Goal of the exercise.
Please filter the entries and return only the lines that include "type".

= = = =

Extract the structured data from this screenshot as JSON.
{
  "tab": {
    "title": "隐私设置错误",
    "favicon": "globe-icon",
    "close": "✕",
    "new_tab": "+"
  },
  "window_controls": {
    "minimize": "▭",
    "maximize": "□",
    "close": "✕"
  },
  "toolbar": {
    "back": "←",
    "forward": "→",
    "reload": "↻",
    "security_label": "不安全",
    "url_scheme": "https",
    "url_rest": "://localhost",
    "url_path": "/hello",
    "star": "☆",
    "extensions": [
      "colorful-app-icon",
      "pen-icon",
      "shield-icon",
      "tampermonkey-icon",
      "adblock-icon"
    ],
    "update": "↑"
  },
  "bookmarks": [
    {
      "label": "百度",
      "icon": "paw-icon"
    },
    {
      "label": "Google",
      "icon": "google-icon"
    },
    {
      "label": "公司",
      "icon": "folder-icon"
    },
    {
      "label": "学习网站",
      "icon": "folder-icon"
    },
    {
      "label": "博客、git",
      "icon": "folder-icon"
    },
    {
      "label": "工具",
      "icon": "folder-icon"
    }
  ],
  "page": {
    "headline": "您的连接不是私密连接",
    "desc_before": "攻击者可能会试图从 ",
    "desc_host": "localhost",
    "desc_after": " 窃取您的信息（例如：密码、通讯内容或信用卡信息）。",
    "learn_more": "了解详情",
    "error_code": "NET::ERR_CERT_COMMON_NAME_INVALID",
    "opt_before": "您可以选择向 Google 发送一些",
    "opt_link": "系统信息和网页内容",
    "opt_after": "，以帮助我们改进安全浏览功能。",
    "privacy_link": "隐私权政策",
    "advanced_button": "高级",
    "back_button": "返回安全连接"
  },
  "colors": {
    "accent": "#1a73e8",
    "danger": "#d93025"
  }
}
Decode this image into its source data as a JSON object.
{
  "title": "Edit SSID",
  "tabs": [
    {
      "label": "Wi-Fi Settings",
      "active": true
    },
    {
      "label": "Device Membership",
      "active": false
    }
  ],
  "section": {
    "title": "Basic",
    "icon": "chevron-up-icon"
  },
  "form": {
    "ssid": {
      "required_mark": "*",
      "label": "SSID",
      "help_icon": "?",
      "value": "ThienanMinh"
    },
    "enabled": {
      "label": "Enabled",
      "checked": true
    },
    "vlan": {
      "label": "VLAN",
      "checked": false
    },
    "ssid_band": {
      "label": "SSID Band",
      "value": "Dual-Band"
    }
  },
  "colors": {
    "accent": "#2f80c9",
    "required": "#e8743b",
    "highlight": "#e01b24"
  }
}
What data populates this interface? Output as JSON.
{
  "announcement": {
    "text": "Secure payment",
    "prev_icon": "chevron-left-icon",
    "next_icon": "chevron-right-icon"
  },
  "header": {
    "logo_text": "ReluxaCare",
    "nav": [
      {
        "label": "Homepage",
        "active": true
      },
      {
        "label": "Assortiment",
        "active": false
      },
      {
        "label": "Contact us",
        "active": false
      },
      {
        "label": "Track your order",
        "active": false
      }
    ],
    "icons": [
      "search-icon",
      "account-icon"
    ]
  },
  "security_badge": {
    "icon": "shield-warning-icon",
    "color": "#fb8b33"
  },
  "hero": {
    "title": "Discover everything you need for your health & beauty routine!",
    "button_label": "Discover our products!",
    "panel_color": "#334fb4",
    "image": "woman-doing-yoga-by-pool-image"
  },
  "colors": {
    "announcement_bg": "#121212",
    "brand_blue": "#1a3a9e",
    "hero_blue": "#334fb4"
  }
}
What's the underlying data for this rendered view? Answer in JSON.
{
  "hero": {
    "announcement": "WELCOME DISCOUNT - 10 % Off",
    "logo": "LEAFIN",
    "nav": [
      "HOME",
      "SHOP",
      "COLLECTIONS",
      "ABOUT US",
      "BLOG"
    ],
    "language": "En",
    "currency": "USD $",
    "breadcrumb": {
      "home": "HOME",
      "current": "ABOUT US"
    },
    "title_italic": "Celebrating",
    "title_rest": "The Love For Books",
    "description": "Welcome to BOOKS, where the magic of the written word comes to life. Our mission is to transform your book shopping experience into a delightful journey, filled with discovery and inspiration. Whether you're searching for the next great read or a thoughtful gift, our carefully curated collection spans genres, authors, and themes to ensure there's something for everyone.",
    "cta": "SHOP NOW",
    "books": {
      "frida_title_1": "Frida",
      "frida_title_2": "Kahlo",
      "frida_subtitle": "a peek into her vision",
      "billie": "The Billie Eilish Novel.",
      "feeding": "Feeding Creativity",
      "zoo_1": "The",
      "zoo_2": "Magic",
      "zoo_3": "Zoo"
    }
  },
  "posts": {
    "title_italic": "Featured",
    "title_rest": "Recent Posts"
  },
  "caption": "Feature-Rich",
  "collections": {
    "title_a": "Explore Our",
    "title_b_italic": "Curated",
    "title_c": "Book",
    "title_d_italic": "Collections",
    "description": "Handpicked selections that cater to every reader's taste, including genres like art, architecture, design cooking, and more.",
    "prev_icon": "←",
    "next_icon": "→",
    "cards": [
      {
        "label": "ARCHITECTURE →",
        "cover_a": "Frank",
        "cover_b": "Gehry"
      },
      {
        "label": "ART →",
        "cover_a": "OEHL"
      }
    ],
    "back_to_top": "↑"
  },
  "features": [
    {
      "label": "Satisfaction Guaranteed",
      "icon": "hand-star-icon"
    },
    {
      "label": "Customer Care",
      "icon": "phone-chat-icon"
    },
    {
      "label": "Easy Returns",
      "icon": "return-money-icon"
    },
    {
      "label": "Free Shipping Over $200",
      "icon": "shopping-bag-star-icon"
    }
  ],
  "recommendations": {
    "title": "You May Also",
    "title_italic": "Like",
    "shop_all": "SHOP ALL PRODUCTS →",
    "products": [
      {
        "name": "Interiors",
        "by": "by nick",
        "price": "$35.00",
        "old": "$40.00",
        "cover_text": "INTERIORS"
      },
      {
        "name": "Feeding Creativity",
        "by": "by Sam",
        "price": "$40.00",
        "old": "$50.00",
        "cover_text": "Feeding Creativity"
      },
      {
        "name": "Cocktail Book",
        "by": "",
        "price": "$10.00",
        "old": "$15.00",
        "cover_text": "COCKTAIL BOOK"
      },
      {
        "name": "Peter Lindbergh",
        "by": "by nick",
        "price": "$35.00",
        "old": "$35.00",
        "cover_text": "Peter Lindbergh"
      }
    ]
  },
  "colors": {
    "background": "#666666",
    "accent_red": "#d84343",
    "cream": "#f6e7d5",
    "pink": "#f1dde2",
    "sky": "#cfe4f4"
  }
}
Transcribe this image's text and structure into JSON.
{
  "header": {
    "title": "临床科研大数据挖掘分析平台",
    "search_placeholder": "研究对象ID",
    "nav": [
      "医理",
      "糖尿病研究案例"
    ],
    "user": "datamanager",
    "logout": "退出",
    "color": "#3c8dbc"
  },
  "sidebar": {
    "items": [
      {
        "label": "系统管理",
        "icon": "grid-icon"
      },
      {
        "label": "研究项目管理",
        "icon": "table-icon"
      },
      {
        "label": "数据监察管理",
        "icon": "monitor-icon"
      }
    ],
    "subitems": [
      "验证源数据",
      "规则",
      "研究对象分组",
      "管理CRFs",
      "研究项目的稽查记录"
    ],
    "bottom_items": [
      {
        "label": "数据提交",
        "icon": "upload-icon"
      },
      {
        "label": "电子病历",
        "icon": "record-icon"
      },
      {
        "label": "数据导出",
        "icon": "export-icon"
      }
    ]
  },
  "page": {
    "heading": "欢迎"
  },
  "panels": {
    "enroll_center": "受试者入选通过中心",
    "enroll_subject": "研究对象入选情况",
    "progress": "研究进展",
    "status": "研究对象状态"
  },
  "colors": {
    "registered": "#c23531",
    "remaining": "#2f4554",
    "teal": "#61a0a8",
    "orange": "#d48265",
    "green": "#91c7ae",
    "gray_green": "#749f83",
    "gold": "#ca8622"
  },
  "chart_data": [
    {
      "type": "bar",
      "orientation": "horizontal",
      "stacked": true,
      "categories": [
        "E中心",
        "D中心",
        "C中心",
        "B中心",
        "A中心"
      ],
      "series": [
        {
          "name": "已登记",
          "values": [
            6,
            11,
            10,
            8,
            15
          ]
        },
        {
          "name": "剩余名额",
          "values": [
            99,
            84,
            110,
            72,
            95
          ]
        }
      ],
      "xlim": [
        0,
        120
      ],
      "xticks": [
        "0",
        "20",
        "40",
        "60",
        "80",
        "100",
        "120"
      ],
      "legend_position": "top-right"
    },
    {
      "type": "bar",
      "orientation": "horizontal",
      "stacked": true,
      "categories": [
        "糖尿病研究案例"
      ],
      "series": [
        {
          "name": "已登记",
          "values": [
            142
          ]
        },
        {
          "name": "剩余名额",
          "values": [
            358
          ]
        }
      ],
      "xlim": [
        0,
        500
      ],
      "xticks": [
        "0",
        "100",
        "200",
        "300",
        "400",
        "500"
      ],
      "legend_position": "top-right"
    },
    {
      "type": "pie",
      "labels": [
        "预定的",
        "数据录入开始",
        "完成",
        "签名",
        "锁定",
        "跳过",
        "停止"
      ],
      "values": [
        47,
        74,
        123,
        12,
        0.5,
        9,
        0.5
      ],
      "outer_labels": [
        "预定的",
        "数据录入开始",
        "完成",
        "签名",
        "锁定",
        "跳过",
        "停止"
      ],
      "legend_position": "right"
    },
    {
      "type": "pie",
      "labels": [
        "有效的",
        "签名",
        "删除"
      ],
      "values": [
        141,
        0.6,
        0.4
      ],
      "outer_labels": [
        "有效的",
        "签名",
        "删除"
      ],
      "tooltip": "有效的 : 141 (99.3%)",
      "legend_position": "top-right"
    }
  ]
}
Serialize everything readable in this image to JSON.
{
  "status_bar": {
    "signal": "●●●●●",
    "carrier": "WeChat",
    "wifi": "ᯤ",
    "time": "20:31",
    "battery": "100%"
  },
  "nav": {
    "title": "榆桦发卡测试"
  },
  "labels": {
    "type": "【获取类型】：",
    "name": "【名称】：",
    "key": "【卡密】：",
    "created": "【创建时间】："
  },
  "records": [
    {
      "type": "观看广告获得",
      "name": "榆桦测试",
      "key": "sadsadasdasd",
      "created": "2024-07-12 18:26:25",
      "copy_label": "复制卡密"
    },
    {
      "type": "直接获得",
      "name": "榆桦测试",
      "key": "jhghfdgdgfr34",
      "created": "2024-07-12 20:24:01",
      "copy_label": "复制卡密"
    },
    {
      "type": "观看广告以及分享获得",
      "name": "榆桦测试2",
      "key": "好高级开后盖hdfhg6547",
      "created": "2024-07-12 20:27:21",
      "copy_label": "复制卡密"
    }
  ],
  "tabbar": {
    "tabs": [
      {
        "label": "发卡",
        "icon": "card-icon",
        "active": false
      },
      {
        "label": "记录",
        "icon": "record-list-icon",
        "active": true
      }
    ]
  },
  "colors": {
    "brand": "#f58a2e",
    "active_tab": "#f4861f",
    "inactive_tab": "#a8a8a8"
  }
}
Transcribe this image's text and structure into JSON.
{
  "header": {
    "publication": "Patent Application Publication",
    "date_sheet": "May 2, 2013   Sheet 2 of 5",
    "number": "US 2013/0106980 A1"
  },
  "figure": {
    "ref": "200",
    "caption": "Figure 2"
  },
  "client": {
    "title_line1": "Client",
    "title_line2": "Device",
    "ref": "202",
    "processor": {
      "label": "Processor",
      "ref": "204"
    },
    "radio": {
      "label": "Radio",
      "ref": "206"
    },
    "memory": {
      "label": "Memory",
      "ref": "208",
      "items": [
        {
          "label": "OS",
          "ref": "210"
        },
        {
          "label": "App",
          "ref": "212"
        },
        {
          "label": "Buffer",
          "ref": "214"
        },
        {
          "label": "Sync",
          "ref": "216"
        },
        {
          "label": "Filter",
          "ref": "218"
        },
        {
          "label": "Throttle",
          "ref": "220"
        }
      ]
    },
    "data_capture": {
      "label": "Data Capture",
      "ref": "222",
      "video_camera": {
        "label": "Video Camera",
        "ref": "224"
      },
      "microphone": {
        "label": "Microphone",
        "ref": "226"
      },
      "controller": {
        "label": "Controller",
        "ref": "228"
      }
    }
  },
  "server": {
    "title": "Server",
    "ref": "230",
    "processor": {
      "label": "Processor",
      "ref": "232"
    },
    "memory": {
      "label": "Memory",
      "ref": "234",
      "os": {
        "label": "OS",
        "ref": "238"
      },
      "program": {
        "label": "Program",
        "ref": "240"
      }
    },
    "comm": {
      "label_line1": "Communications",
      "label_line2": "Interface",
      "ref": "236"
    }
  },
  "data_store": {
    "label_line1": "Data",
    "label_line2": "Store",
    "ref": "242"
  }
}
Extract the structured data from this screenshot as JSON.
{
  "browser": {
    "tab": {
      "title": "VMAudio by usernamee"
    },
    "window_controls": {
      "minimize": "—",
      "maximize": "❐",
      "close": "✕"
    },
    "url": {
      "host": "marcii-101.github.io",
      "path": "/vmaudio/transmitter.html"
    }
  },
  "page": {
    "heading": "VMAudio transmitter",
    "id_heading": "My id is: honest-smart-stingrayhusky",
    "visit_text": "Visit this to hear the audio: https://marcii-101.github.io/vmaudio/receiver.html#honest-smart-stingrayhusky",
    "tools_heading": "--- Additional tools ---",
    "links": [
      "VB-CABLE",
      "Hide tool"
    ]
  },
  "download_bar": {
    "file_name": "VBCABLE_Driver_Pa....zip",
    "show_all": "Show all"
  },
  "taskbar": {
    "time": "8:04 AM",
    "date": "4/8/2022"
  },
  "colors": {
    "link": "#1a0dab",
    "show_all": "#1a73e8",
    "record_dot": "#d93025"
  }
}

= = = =

Task output.
      "type": "bar",
      "type": "bar",
      "type": "pie",
      "type": "pie",
    "type": "【获取类型】：",
      "type": "观看广告获得",
      "type": "直接获得",
      "type": "观看广告以及分享获得",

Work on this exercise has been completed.